"I had a bit of an accident while roasting my coffee for a competition that I was supposed to be in," said Eliza Lovett, a barista and roaster for Story Coffee Company in downtown Colorado Springs.

It was 10 days before the U.S. Barista Championship in Seattle, when Lovett was roasting her beans to use in the competition.

"The cooling tray has an arm that sweeps the beans around, so it makes it easy to look for defects. You'll occasionally reach your hand in there and grab one out, and that's exactly what I was doing, I was trying to be very meticulous of this coffee because I was using it in this competition," said Lovett. "I had a medical bracelet that got caught on one of those arms and it made a few rotations and that's how the injury happened."

It is much worse than it sounds.

"It sort of just looks like a 'Frankenarm,'" said Lovett. "Broke both bones in my forearm and severed all of the tendons on the top of my arm. Ripped a lot of that muscle. Had my radial and median nerve still intact, which is awesome, and arteries still intact. "Most of it, severed."

She said she didn't feel pain, only pressure.
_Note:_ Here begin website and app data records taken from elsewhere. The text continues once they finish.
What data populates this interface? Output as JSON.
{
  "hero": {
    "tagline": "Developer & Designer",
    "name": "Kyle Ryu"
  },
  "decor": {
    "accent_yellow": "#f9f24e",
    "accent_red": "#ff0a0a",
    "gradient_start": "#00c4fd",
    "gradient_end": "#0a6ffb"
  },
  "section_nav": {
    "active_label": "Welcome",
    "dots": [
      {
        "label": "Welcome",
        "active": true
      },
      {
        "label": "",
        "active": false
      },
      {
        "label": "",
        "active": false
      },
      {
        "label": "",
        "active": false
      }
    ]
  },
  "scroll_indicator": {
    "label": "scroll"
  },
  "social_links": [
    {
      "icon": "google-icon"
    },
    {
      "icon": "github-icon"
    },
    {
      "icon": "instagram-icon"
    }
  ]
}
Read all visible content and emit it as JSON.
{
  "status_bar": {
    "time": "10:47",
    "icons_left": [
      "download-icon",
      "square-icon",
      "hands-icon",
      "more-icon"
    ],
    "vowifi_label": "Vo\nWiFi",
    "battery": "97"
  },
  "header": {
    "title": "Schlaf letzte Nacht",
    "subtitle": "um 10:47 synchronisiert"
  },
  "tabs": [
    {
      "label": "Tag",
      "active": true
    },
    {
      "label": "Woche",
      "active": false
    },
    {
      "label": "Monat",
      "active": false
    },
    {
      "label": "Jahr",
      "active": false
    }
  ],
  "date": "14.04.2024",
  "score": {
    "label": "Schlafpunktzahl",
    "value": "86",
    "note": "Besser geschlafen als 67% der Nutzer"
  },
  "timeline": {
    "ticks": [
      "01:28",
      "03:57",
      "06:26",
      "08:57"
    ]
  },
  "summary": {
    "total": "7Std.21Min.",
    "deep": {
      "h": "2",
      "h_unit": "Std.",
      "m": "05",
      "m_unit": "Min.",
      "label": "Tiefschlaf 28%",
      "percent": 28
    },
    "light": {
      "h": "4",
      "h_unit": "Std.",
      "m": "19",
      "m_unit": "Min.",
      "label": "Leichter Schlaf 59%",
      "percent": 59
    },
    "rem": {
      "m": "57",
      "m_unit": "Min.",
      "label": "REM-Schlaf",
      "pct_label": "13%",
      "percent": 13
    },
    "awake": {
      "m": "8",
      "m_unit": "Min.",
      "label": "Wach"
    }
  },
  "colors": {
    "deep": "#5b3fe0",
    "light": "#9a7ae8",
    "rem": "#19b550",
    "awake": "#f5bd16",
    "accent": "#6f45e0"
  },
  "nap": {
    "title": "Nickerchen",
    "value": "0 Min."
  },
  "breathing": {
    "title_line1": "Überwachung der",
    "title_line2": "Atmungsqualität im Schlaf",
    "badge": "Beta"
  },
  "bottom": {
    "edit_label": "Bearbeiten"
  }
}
Her arm was put in a tourniquet and she was rushed to the hospital.

"There was, sort of, talk amongst the trauma team of, 'do we take the tourniquet off or do we just airlift her up to Denver?" said Lovett. "They took it off and blood started flowing back into my arm. I started really feeling it because blood was rushing back in, the nerves were all starting to feel things again and I said some really not nice things. All of a sudden, my hand went from white to pink, and he was like, 'splint her, take her to the O.R.'"

After a handful of surgeries, her recovery is even more miraculous because of what her friends are doing to help.

"(My friend) Elizabeth was like, I know that Eliza has lots of flowers and people visiting her at the hospital, I want to do something that will actually mean something to her and help in the long term," said Lovett.

"I'm trying to bring in the money. I'm trying to bring in the money," said volunteer Barista Eric Nicol.

Nicol is part owner of Loyal Coffee, also in downtown Colorado Springs, but on Thursday he was volunteering his time at a competing coffee roaster.

"When it was first brought to me, my first response was, 'F' yeah," said Nicol, who didn't censor himself. "I definitely was like, 'absolutely, I would love to do that.'"

He's working for free, so Lovett doesn't miss a paycheck.

"I'm not going to have any lost wages because they're volunteering their time and I'm receiving all of the money and all of the tips that they make those days. It's like really, really beautiful. Thank you," said a teary-eyed Lovett.

She can concentrate on healing for almost two months. Visiting baristas have her shifts covered through the end of June.